Members of these organizations — which he says are not fringe groups — are “respectful and reasonable,” he says. In a conversation last week, he said many Americans associated with no organized group are profoundly worried about the nation’s leadership. Many Republican and Democrats, he said, are “walking away from their principles.”

“The power’s in the hands of a small group of people and our elected representatives are falling into lock step with them. They’re not listening to people,” he said.

Eager for change

In Holt’s estimation, a landscape dominated by “inadequate” leaders offers an opening for real change, a leader who will listen and someone who has the courage to challenge entrenched political power.

He said he believes that Baltimore County has been well-managed, yet it has a deficit of $150 million or so that could be erased with prudent budgeting. State and local governments are destined to face “sequential declines in revenue. We may see budgets in decline for four or five years,” Holt says.

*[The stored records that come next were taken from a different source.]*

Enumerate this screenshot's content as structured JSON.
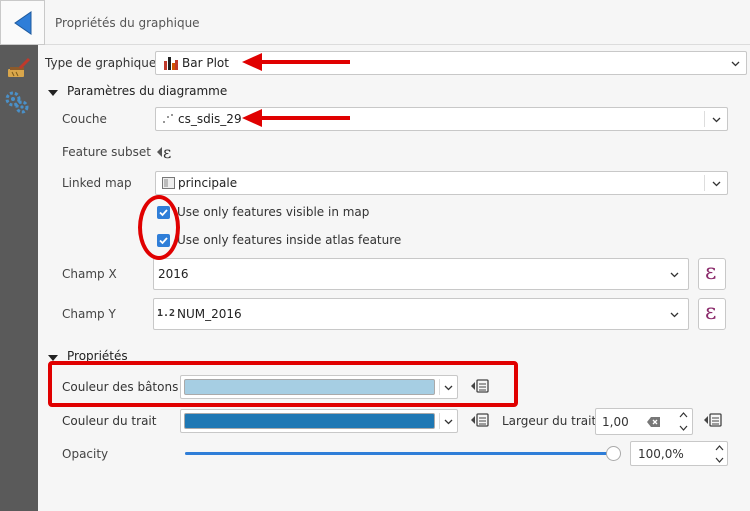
{
  "header": {
    "title": "Propriétés du graphique"
  },
  "chart_type": {
    "label": "Type de graphique",
    "value": "Bar Plot"
  },
  "diagram_params": {
    "title": "Paramètres du diagramme",
    "layer": {
      "label": "Couche",
      "value": "cs_sdis_29"
    },
    "feature_subset": {
      "label": "Feature subset"
    },
    "linked_map": {
      "label": "Linked map",
      "value": "principale"
    },
    "checks": [
      {
        "label": "Use only features visible in map",
        "checked": true
      },
      {
        "label": "Use only features inside atlas feature",
        "checked": true
      }
    ],
    "field_x": {
      "label": "Champ X",
      "value": "2016"
    },
    "field_y": {
      "label": "Champ Y",
      "type_badge": "1.2",
      "value": "NUM_2016"
    }
  },
  "properties": {
    "title": "Propriétés",
    "bar_color": {
      "label": "Couleur des bâtons",
      "color": "#a6cee3"
    },
    "stroke_color": {
      "label": "Couleur du trait",
      "color": "#1f78b4"
    },
    "stroke_width": {
      "label": "Largeur du trait",
      "value": "1,00"
    },
    "opacity": {
      "label": "Opacity",
      "value": "100,0%",
      "level": 1.0
    }
  },
  "colors": {
    "accent": "#2f7ed8",
    "annotation_red": "#e00000",
    "expression": "#8a2a6a"
  }
}
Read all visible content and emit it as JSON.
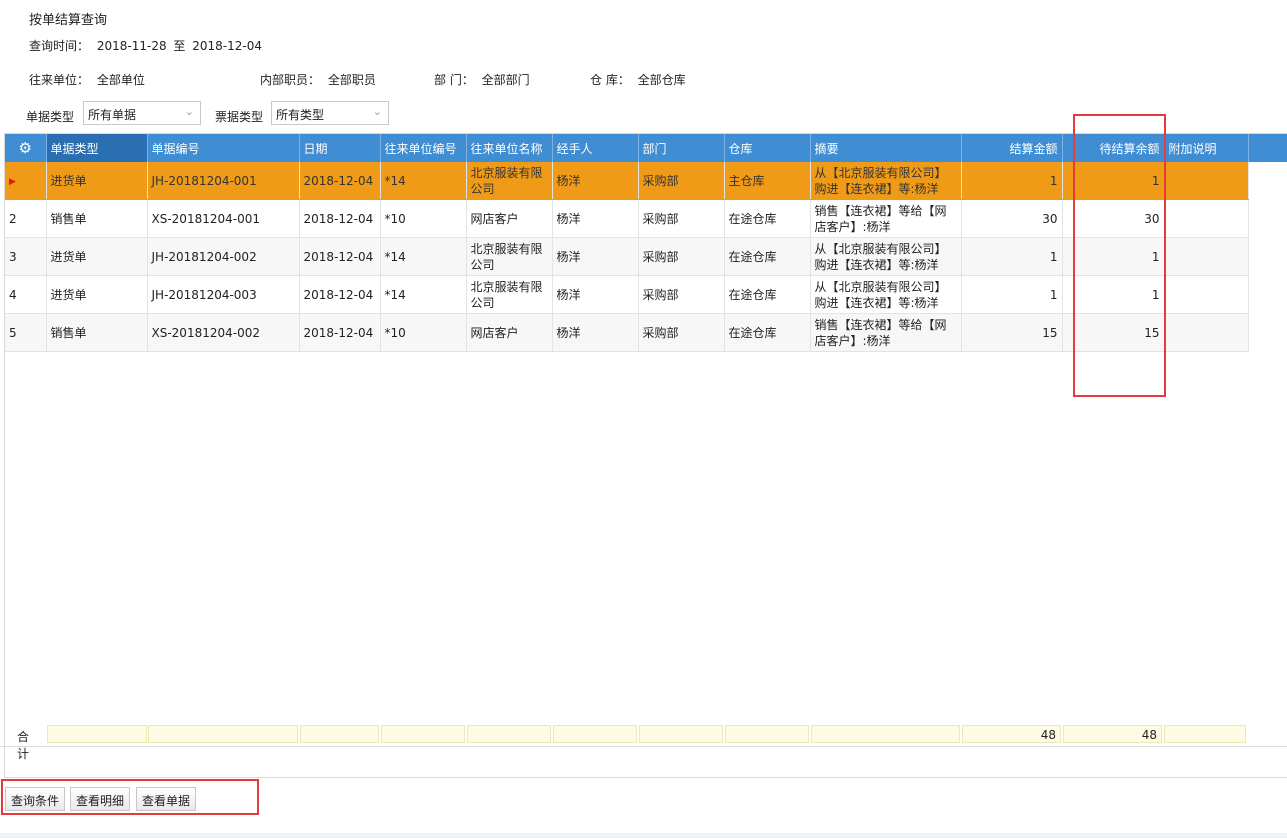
{
  "page": {
    "title": "按单结算查询",
    "query_time_label": "查询时间：",
    "date_from": "2018-11-28",
    "date_to_sep": "至",
    "date_to": "2018-12-04"
  },
  "filters": {
    "partner_label": "往来单位：",
    "partner_value": "全部单位",
    "staff_label": "内部职员：",
    "staff_value": "全部职员",
    "dept_label": "部 门：",
    "dept_value": "全部部门",
    "warehouse_label": "仓 库：",
    "warehouse_value": "全部仓库",
    "doc_type_label": "单据类型",
    "doc_type_value": "所有单据",
    "bill_type_label": "票据类型",
    "bill_type_value": "所有类型"
  },
  "table": {
    "columns": [
      "单据类型",
      "单据编号",
      "日期",
      "往来单位编号",
      "往来单位名称",
      "经手人",
      "部门",
      "仓库",
      "摘要",
      "结算金额",
      "待结算余额",
      "附加说明"
    ],
    "rows": [
      {
        "idx": "",
        "type": "进货单",
        "no": "JH-20181204-001",
        "date": "2018-12-04",
        "partner_no": "*14",
        "partner_name": "北京服装有限公司",
        "handler": "杨洋",
        "dept": "采购部",
        "warehouse": "主仓库",
        "summary": "从【北京服装有限公司】购进【连衣裙】等:杨洋",
        "amount": "1",
        "balance": "1",
        "note": ""
      },
      {
        "idx": "2",
        "type": "销售单",
        "no": "XS-20181204-001",
        "date": "2018-12-04",
        "partner_no": "*10",
        "partner_name": "网店客户",
        "handler": "杨洋",
        "dept": "采购部",
        "warehouse": "在途仓库",
        "summary": "销售【连衣裙】等给【网店客户】:杨洋",
        "amount": "30",
        "balance": "30",
        "note": ""
      },
      {
        "idx": "3",
        "type": "进货单",
        "no": "JH-20181204-002",
        "date": "2018-12-04",
        "partner_no": "*14",
        "partner_name": "北京服装有限公司",
        "handler": "杨洋",
        "dept": "采购部",
        "warehouse": "在途仓库",
        "summary": "从【北京服装有限公司】购进【连衣裙】等:杨洋",
        "amount": "1",
        "balance": "1",
        "note": ""
      },
      {
        "idx": "4",
        "type": "进货单",
        "no": "JH-20181204-003",
        "date": "2018-12-04",
        "partner_no": "*14",
        "partner_name": "北京服装有限公司",
        "handler": "杨洋",
        "dept": "采购部",
        "warehouse": "在途仓库",
        "summary": "从【北京服装有限公司】购进【连衣裙】等:杨洋",
        "amount": "1",
        "balance": "1",
        "note": ""
      },
      {
        "idx": "5",
        "type": "销售单",
        "no": "XS-20181204-002",
        "date": "2018-12-04",
        "partner_no": "*10",
        "partner_name": "网店客户",
        "handler": "杨洋",
        "dept": "采购部",
        "warehouse": "在途仓库",
        "summary": "销售【连衣裙】等给【网店客户】:杨洋",
        "amount": "15",
        "balance": "15",
        "note": ""
      }
    ],
    "footer": {
      "label": "合计",
      "amount_total": "48",
      "balance_total": "48"
    }
  },
  "buttons": {
    "query": "查询条件",
    "detail": "查看明细",
    "document": "查看单据"
  },
  "icons": {
    "settings": "gear-icon",
    "current_row": "triangle-right-icon",
    "dropdown": "chevron-down-icon"
  },
  "colors": {
    "header": "#3f8dd3",
    "selected_row": "#f09b18",
    "highlight_box": "#e53b3b"
  }
}
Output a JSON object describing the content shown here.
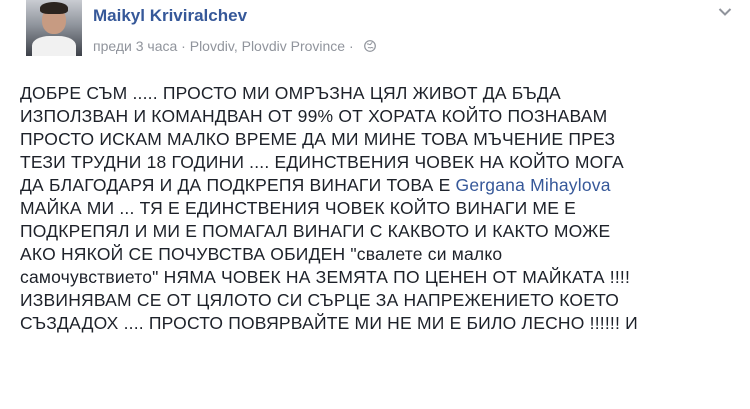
{
  "post": {
    "author": "Maikyl Kriviralchev",
    "time": "преди 3 часа",
    "separator": "·",
    "location": "Plovdiv, Plovdiv Province",
    "privacy_icon": "globe-icon",
    "menu_icon": "chevron-down-icon",
    "text_before_mention": "ДОБРЕ СЪМ ..... ПРОСТО МИ ОМРЪЗНА ЦЯЛ ЖИВОТ ДА БЪДА\nИЗПОЛЗВАН И КОМАНДВАН ОТ 99% ОТ ХОРАТА КОЙТО ПОЗНАВАМ\nПРОСТО ИСКАМ МАЛКО ВРЕМЕ ДА МИ МИНЕ ТОВА МЪЧЕНИЕ ПРЕЗ\nТЕЗИ ТРУДНИ 18 ГОДИНИ .... ЕДИНСТВЕНИЯ ЧОВЕК НА КОЙТО МОГА\nДА БЛАГОДАРЯ И ДА ПОДКРЕПЯ ВИНАГИ ТОВА Е ",
    "mention": "Gergana Mihaylova",
    "text_after_mention": "\nМАЙКА МИ ... ТЯ Е ЕДИНСТВЕНИЯ ЧОВЕК КОЙТО ВИНАГИ МЕ Е\nПОДКРЕПЯЛ И МИ Е ПОМАГАЛ ВИНАГИ С КАКВОТО И КАКТО МОЖЕ\nАКО НЯКОЙ СЕ ПОЧУВСТВА ОБИДЕН \"свалете си малко\nсамочувствието\" НЯМА ЧОВЕК НА ЗЕМЯТА ПО ЦЕНЕН ОТ МАЙКАТА !!!!\nИЗВИНЯВАМ СЕ ОТ ЦЯЛОТО СИ СЪРЦЕ ЗА НАПРЕЖЕНИЕТО КОЕТО\nСЪЗДАДОХ .... ПРОСТО ПОВЯРВАЙТЕ МИ НЕ МИ Е БИЛО ЛЕСНО !!!!!! И"
  },
  "colors": {
    "link": "#365899",
    "meta": "#90949c",
    "text": "#1d2129"
  }
}
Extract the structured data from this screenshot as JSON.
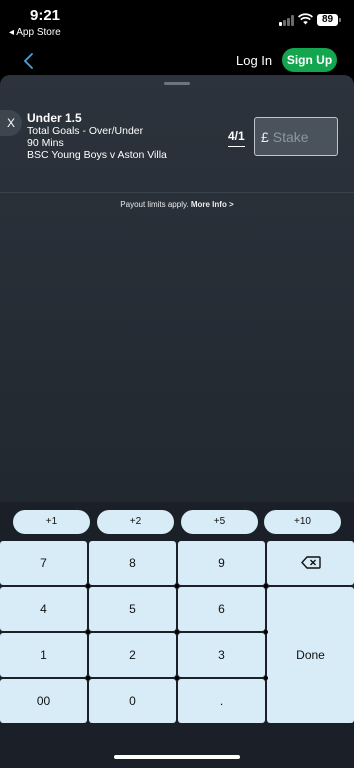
{
  "status_bar": {
    "time": "9:21",
    "back_label": "◂ App Store",
    "battery": "89"
  },
  "nav": {
    "login": "Log In",
    "signup": "Sign Up"
  },
  "selection": {
    "remove": "X",
    "name": "Under 1.5",
    "market": "Total Goals - Over/Under",
    "period": "90 Mins",
    "event": "BSC Young Boys v Aston Villa",
    "odds": "4/1",
    "currency": "£",
    "stake_placeholder": "Stake"
  },
  "payout": {
    "text": "Payout limits apply. ",
    "link": "More Info >"
  },
  "quick_stakes": [
    "+1",
    "+2",
    "+5",
    "+10"
  ],
  "keypad": {
    "k7": "7",
    "k8": "8",
    "k9": "9",
    "k4": "4",
    "k5": "5",
    "k6": "6",
    "k1": "1",
    "k2": "2",
    "k3": "3",
    "k00": "00",
    "k0": "0",
    "kdot": ".",
    "done": "Done",
    "backspace_icon": "backspace-icon"
  },
  "colors": {
    "signup_green": "#14a54f",
    "key_bg": "#d7ecf7",
    "sheet_bg": "#2c333c"
  }
}
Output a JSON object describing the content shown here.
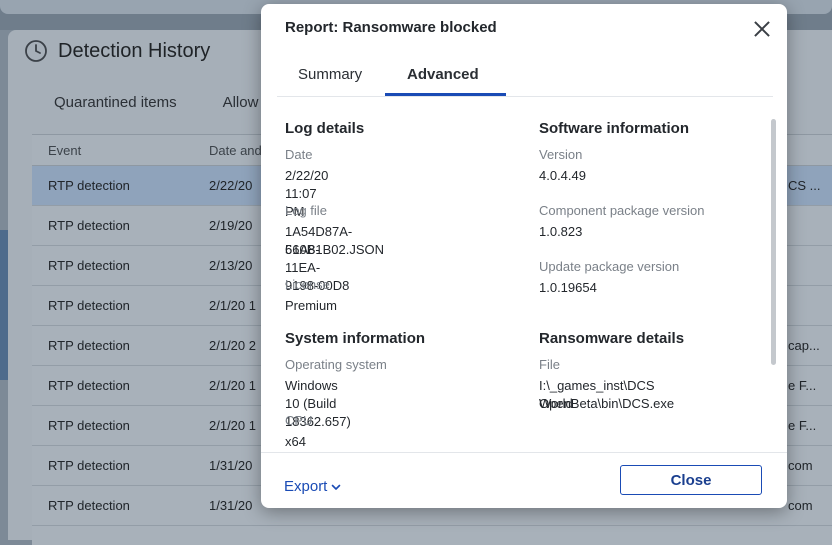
{
  "background": {
    "app_title": "Detection History",
    "tabs": [
      "Quarantined items",
      "Allow"
    ],
    "columns": [
      "Event",
      "Date and"
    ],
    "rows": [
      {
        "event": "RTP detection",
        "date": "2/22/20",
        "extra": "CS ...",
        "selected": true
      },
      {
        "event": "RTP detection",
        "date": "2/19/20",
        "extra": ""
      },
      {
        "event": "RTP detection",
        "date": "2/13/20",
        "extra": ""
      },
      {
        "event": "RTP detection",
        "date": "2/1/20 1",
        "extra": ""
      },
      {
        "event": "RTP detection",
        "date": "2/1/20 2",
        "extra": "cap..."
      },
      {
        "event": "RTP detection",
        "date": "2/1/20 1",
        "extra": "e F..."
      },
      {
        "event": "RTP detection",
        "date": "2/1/20 1",
        "extra": "e F..."
      },
      {
        "event": "RTP detection",
        "date": "1/31/20",
        "extra": "com"
      },
      {
        "event": "RTP detection",
        "date": "1/31/20",
        "extra": "com"
      }
    ]
  },
  "dialog": {
    "title": "Report: Ransomware blocked",
    "tabs": {
      "summary": "Summary",
      "advanced": "Advanced"
    },
    "active_tab": "advanced",
    "log_details": {
      "heading": "Log details",
      "date_label": "Date",
      "date_value": "2/22/20 11:07 PM",
      "log_file_label": "Log file",
      "log_file_value_line1": "1A54D87A-560B-11EA-9198-00D8",
      "log_file_value_line2": "61A81B02.JSON",
      "license_label": "License",
      "license_value": "Premium"
    },
    "software_information": {
      "heading": "Software information",
      "version_label": "Version",
      "version_value": "4.0.4.49",
      "component_label": "Component package version",
      "component_value": "1.0.823",
      "update_label": "Update package version",
      "update_value": "1.0.19654"
    },
    "system_information": {
      "heading": "System information",
      "os_label": "Operating system",
      "os_value": "Windows 10 (Build 18362.657)",
      "cpu_label": "CPU",
      "cpu_value": "x64"
    },
    "ransomware_details": {
      "heading": "Ransomware details",
      "file_label": "File",
      "file_value_line1": "I:\\_games_inst\\DCS World",
      "file_value_line2": "OpenBeta\\bin\\DCS.exe"
    },
    "footer": {
      "export_label": "Export",
      "close_label": "Close"
    }
  },
  "colors": {
    "accent": "#1a4bb5",
    "overlay": "#7d8a97",
    "selected_row": "#8fa3bb"
  },
  "icons": [
    "clock-history-icon",
    "close-icon",
    "chevron-down-icon"
  ]
}
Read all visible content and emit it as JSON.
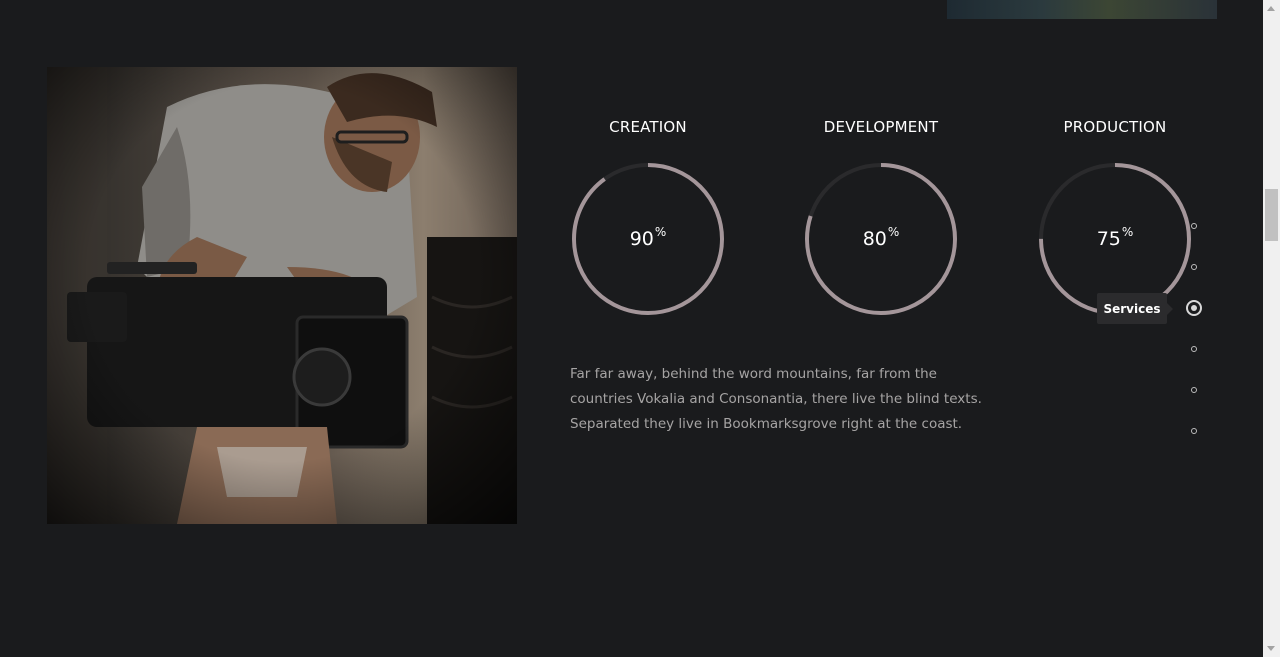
{
  "skills": [
    {
      "title": "CREATION",
      "value": 90,
      "unit": "%"
    },
    {
      "title": "DEVELOPMENT",
      "value": 80,
      "unit": "%"
    },
    {
      "title": "PRODUCTION",
      "value": 75,
      "unit": "%"
    }
  ],
  "description": "Far far away, behind the word mountains, far from the countries Vokalia and Consonantia, there live the blind texts. Separated they live in Bookmarksgrove right at the coast.",
  "dot_nav": {
    "active_index": 2,
    "tooltip": "Services",
    "count": 6
  },
  "colors": {
    "background": "#1a1b1d",
    "ring_progress": "#a4969a",
    "ring_track": "#2a2a2c",
    "text_muted": "#a6a4a4"
  },
  "icons": {
    "photo": "videographer-with-cinema-camera-image",
    "top_image": "landscape-image-fragment"
  }
}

This will be a challenge because elected leaders have expanded services at an “aggressive rate, exceeding the strength of the economy” to support that spending, he adds.

Holt promises a “revolutionary” campaign driven by the latest cyber tools: social media that allows constant dialoguing with voters and offering real-time reports from campaign stops. Whatever breakthroughs Obama and others made in recent campaigns, he said he’ll push the practices further.

He’d like to have $500,000 for the campaign, but as others have been saying, less may have to be more in these times.

Though some may walk away from the litany of sour notes in public life today, Holt says the circumstances represent an opportunity. People want leaders who are willing to break up the old alliances.

“I’m young enough, strong enough and passionate enough to go for it,” he says. “It’s my Olympic dream.”

C. Fraser Smith is senior news analyst for WYPR-FM. His column appears Fridays in The Daily Record. His e-mail address is fsmith@wypr.org.